BEGIN Material supplied

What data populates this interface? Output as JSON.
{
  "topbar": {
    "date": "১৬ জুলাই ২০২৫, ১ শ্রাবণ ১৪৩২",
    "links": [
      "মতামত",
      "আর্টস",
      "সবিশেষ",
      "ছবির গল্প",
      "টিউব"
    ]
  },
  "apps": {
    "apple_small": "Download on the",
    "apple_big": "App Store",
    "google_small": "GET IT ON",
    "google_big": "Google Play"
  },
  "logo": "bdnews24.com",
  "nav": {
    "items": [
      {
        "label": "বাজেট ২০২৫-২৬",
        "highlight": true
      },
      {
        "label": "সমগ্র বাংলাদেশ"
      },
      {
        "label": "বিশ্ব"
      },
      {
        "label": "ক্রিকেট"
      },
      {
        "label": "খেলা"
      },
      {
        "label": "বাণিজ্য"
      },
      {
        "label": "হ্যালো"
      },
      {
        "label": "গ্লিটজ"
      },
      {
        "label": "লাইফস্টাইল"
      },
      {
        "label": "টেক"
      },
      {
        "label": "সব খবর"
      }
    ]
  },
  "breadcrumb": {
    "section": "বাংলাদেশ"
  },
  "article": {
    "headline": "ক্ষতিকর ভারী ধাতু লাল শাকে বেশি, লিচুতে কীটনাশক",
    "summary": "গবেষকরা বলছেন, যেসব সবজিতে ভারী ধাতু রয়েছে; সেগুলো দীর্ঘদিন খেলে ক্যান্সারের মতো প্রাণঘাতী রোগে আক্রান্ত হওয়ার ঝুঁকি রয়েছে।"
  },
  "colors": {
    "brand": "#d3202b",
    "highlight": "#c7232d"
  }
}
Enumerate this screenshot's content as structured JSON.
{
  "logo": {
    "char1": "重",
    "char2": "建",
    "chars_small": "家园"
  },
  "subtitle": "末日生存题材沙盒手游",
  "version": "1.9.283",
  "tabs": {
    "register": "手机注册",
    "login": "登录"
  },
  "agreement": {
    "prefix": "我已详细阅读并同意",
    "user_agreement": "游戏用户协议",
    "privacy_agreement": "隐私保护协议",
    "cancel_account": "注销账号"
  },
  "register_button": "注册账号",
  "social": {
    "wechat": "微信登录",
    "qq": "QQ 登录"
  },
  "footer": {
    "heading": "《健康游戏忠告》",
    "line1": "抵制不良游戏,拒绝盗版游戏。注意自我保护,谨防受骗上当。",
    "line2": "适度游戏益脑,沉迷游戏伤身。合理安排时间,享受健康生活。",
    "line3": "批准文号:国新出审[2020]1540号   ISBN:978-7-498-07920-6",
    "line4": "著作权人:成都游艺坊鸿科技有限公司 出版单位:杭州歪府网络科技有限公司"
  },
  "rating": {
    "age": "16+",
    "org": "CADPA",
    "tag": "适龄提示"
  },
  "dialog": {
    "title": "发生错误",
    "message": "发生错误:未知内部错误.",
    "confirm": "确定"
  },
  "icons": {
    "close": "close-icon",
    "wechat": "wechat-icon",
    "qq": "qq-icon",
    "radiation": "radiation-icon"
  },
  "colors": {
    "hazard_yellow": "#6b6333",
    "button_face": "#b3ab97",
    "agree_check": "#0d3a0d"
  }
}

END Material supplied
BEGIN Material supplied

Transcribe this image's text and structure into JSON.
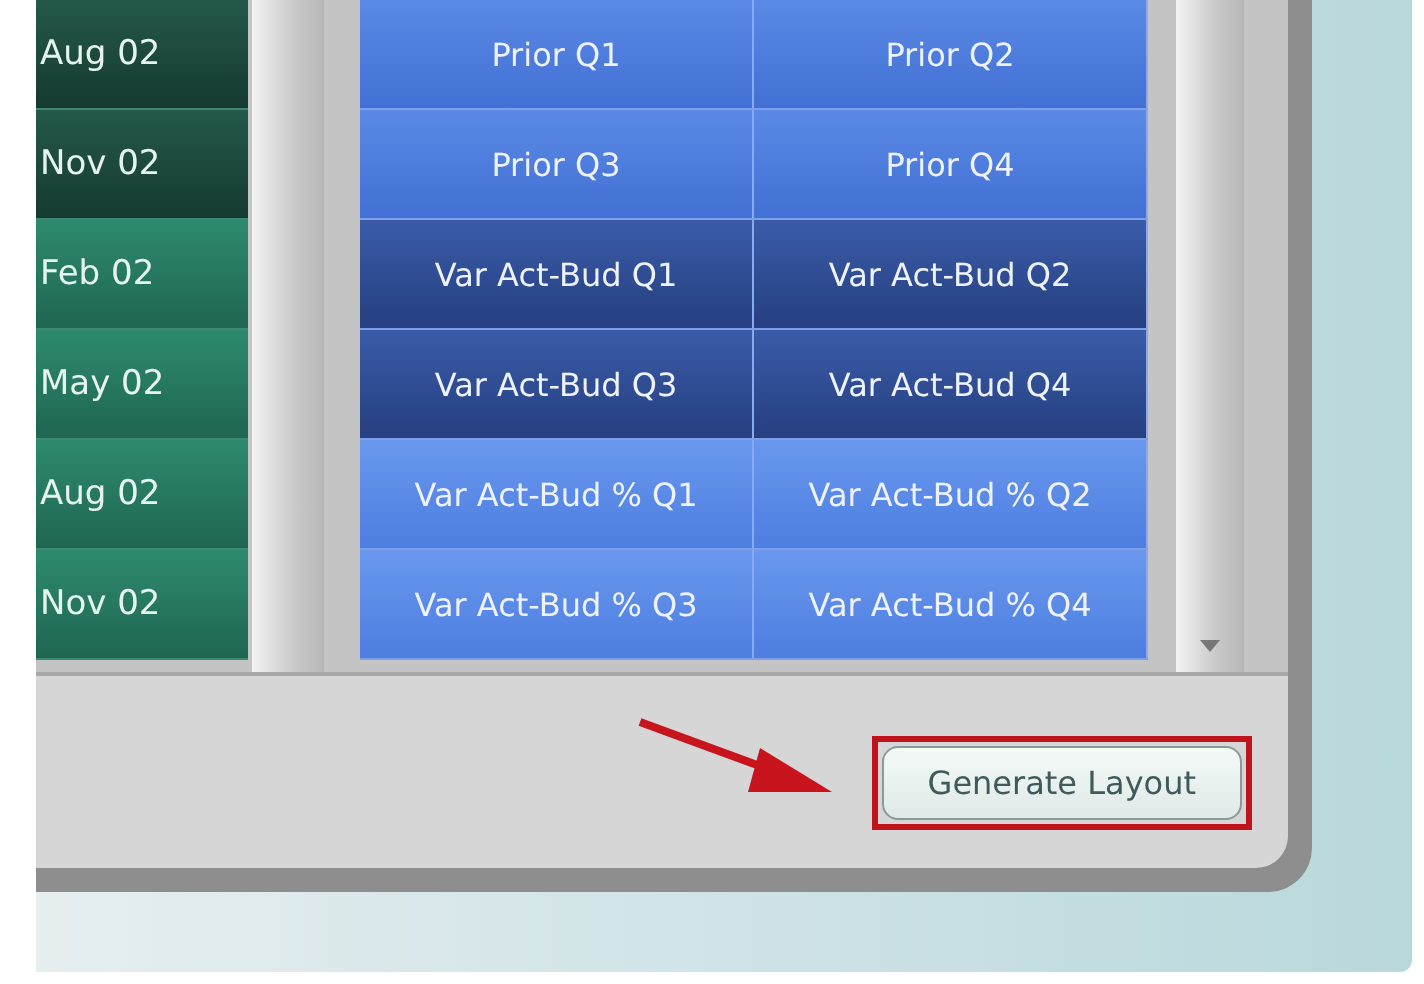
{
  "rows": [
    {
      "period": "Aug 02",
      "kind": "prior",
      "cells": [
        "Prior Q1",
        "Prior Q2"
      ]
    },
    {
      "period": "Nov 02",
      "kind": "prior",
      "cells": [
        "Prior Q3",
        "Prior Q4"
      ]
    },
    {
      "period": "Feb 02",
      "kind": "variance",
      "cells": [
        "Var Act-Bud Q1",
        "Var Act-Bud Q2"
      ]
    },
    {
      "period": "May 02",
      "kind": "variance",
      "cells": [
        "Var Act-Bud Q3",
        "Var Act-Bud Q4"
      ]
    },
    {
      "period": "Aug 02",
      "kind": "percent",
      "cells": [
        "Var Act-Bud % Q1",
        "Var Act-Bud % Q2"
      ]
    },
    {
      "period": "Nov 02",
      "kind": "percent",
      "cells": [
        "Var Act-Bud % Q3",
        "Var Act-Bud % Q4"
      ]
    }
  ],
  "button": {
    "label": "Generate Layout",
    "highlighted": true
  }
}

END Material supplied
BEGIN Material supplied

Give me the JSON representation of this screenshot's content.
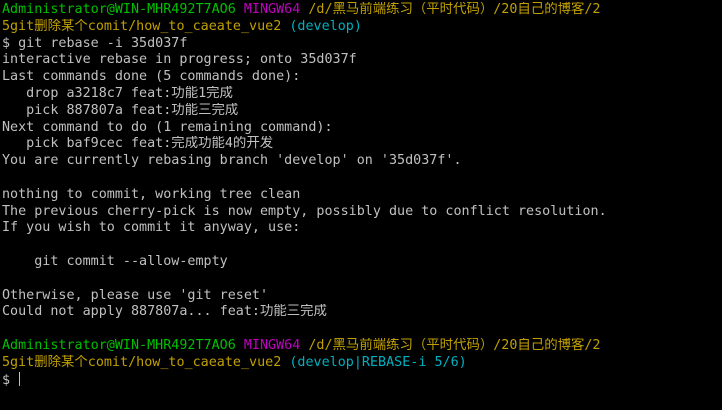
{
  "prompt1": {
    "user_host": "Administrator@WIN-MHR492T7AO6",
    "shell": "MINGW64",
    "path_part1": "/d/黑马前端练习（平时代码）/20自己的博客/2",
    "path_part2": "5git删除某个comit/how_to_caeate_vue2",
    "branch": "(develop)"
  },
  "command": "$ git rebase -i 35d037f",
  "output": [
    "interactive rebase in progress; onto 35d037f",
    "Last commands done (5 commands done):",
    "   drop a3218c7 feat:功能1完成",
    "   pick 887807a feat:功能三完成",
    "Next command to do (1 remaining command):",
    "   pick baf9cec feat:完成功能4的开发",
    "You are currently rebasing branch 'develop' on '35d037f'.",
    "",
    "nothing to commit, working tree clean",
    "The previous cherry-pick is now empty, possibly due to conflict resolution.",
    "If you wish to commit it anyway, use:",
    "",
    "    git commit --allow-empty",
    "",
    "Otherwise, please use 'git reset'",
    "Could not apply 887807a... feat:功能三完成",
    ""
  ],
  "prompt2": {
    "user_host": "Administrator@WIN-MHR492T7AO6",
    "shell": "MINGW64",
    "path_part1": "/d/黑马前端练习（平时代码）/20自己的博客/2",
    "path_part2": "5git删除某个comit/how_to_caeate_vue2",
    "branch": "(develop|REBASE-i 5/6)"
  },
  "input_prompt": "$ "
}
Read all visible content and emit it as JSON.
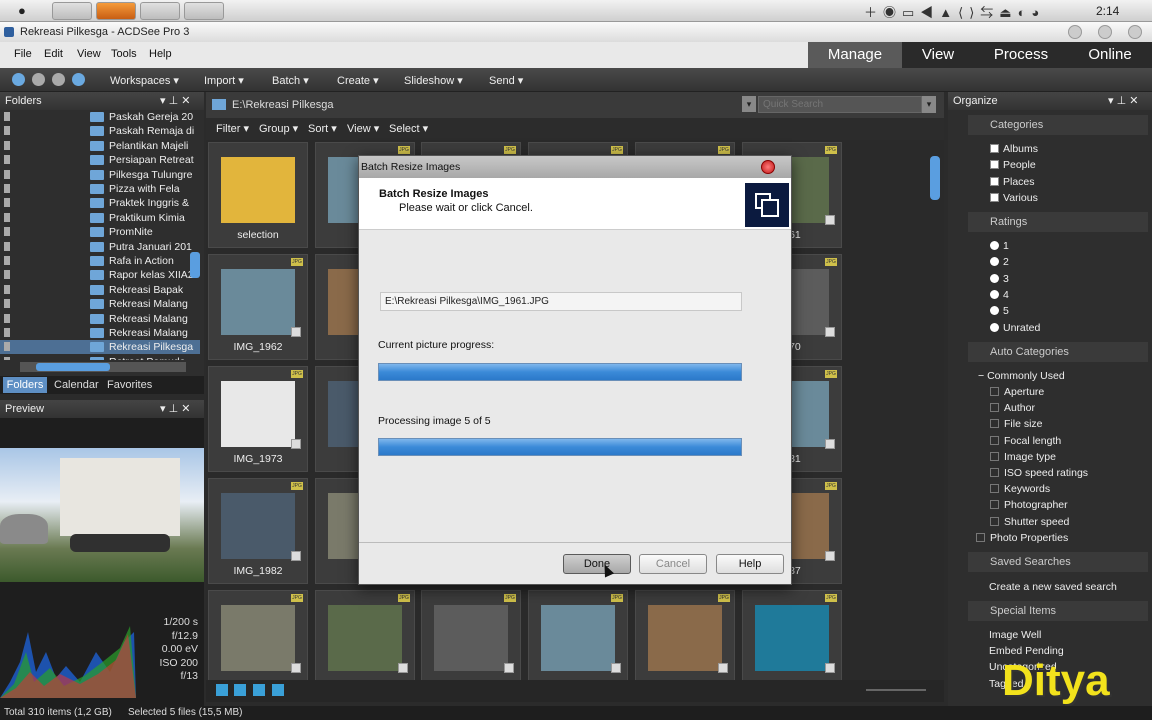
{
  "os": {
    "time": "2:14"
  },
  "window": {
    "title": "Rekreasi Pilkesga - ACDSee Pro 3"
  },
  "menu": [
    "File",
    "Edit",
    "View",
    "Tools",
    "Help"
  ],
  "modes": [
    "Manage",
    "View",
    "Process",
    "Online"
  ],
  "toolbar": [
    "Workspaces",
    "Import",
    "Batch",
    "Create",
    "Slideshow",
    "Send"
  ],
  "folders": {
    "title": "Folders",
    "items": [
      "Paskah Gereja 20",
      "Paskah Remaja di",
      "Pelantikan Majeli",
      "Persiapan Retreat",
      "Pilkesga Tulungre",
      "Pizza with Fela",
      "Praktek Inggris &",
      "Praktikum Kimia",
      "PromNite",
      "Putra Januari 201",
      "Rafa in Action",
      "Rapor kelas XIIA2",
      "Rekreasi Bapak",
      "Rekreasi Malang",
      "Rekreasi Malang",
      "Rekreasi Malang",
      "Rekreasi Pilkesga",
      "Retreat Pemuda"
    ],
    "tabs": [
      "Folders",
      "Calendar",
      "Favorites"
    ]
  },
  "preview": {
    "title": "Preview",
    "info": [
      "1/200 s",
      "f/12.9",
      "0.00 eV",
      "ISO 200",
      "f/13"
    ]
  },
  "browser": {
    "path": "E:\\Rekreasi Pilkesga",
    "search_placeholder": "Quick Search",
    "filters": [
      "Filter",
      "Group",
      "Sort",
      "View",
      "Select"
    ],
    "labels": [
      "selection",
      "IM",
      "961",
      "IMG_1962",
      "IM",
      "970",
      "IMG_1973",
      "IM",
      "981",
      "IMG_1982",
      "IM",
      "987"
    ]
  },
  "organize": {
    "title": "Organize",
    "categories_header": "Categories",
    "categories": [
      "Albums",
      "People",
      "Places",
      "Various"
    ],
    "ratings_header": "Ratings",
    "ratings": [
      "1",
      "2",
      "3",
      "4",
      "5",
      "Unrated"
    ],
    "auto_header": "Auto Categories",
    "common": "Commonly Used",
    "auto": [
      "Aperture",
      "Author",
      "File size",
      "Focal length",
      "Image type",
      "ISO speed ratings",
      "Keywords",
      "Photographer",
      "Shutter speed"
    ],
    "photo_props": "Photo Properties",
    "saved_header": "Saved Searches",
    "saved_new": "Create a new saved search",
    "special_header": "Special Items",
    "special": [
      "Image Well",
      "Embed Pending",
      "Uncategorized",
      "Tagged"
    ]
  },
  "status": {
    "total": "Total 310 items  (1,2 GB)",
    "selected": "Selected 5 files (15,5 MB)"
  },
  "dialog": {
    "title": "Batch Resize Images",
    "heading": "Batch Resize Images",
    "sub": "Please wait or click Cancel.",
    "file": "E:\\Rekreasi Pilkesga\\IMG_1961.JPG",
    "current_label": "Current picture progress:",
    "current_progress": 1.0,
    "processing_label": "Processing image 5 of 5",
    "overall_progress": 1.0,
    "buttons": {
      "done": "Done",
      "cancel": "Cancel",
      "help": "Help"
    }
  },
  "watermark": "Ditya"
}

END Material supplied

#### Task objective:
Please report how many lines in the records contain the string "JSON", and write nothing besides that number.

#### Result:
5